Unity Dev: Homing Missiles

Alex Somerville
5 min readApr 7, 2021

We can’t just rely on our ship’s laser to get the job done. This is a hostile alien fleet after all. A never-ending hostile alien fleet. Some jobs require a more… heavy handed approach.

There’s a couple things I want out of a good alternative firing method.

  • Area damage, otherwise known as an AOE (area of effect). When my missile explodes, it should potentially take out multiple enemies at once.
  • Some degree of intelligence. My missiles should track down enemies and move towards them by course correcting.
  • Should be a time bomb. Since all the enemies are moving around pretty quickly and then warping back to the other side of the screen, I don’t want my missile flying around the screen like a chicken with its head cut off.
  • It should look like a, y’know, missile.
  • Should have an ammo system and be usable with a right mouse button click or the north button on a gamepad.

Asset Collection

I can really only pretend to dabble at pixel art (or any art in general), so I used the wonderous reaches of the internet to find some asset packs I could use in my game. itch.io is a truly spectacular resource for these types of things and can really put a nice shine on your game. Which, of course, got me pretty excited so I swapped out a number of the existing assets in my game with some retro pixel goodness (my favourite kind of goodness). You can find the asset packs I’m using at the following links:

Firing Missiles

Basics first. We create a new GameObject using our missile sprite, give it a 2D collider (set to Is Trigger) and a rigidbody (remembering to turn gravity off for it). I’ve started using the Polygon Collider 2D for this project as it allows for more accurate colliders based on the shapes of my sprites.

Make a new C# script for the missiles and attach it, then turn the GameObject into a prefab. For now, we can set it up to just move the missiles to the right as soon as they’re spawned.

Next up, we need some user input to spawn a missile instance. I’ve created a new Action in my Player Action Map for just this purpose.

Hook up your new OnFireMissile event in your Player Input component, and add create the code that’ll Instantiate your missile into the scene. There’s a bit extra in this screen that assumes a basic ammo counter for the missiles and a relevant display in our UI Manager.


“Smart” Missiles

This part has a couple different aspects to it, but is also the most rewarding!

First, to get the missile to attempt to follow a specific enemy, we need to tell it enemy it should be following. We’ll do that by collecting a List[] of all the enemies that are active at the moment the missile is fired. From there, we’ll take the list of enemies and iterate through each of them. As the script calculates the distance of each enemy (relative to where your ship was when you fired the missile), it will compare the value against what is currently set as the closestDistanceSqr . If that enemy has a smaller distance than what is currently stored in that value, it becomes the new closestDistanceSqr and its transform will be stored for use once this loop is done.

Upon hitting the last enemy in the list, we now have our bestTarget which is the transform of the enemy that was closest to us when we fired out missile. Seems like a long time ago, yeah? Don’t worry, it all happens insanely quickly.

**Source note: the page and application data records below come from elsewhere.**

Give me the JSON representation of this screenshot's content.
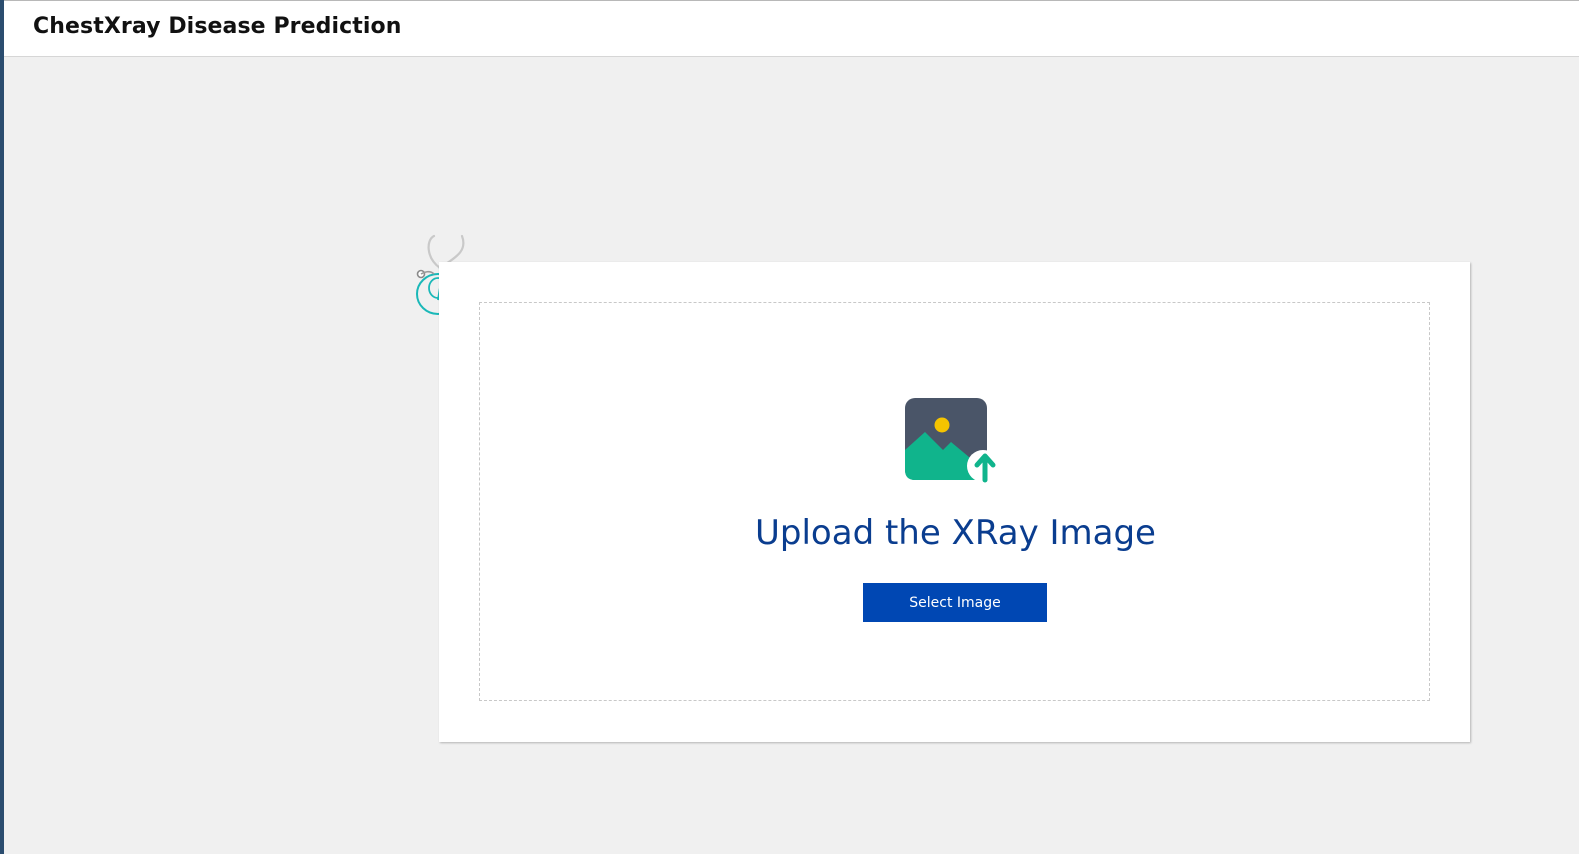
{
  "header": {
    "title": "ChestXray Disease Prediction"
  },
  "upload": {
    "heading": "Upload the XRay Image",
    "button_label": "Select Image",
    "icon": "image-upload-icon"
  },
  "decor": {
    "icon": "stethoscope-icon"
  },
  "colors": {
    "header_bg": "#ffffff",
    "page_bg": "#f0f0f0",
    "accent_stripe": "#2b4d6f",
    "heading_text": "#0a3d8f",
    "button_bg": "#0047b3",
    "icon_frame": "#4a5568",
    "icon_mountain": "#10b48c",
    "icon_sun": "#f5c400",
    "stethoscope": "#1ab8b8"
  }
}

Now our Player has information about where the nearest enemy is to it, but we need our HomingMissile to have that information so it knows where the go.


Pretty, simple, we just create a variable inside of our OnFireMissile() method which gets the value generated from our GetClosestEnemy() method as a Transform. We then fetch our HomingMissile component and call a script called MissileTarget() where we simply load up a variable in our HomingMissile script with the important information.


Now we’ll expand on our Missile’s current movement, which is just driving it straight forward (to the right). The general idea is that we’re going to find the Cross product between the direction our target is in and the direction that the rocket is facing. When we first Instantiate it, it’s going to be facing and moving Vector3.right

For a much better explanation than I could ever hope to provide about the math going on here, I recommend checking out How to make a Homing Missile in Unity on the Brackeys YouTube channel which, you’ll see, had a heavy hand in my solution here. As long as the HomingMissile object has a target to seek out, it will rotate itself as it moves through space, creating for some interesting paths. If it has no target, or loses its target, it will just carry on straight in the direction it was already headed.

More Explosions!

What good is a rocket if all its doing is aimlessly following an enemy around?

We’ll set up an IEnumerator in order to create a countdown for the value of a _timeToExplode variable.

This will Instantiate an object which contains an animation of an explosion and is set to be quite a bit larger than the actual Missile sprite. In addition, we have a collider that encompasses the explosion animation, making for a large exploding area that will nuke any enemies that happen to be in the area. Silly enemies.

Use the IEnumerator in a StartCoroutine() in the HomingMissile’s Start void to begin the countdown to ultimate destruction.



Alex Somerville

On a quest to become a game developer. Still sometimes providing unsolicited advice about how to function in society.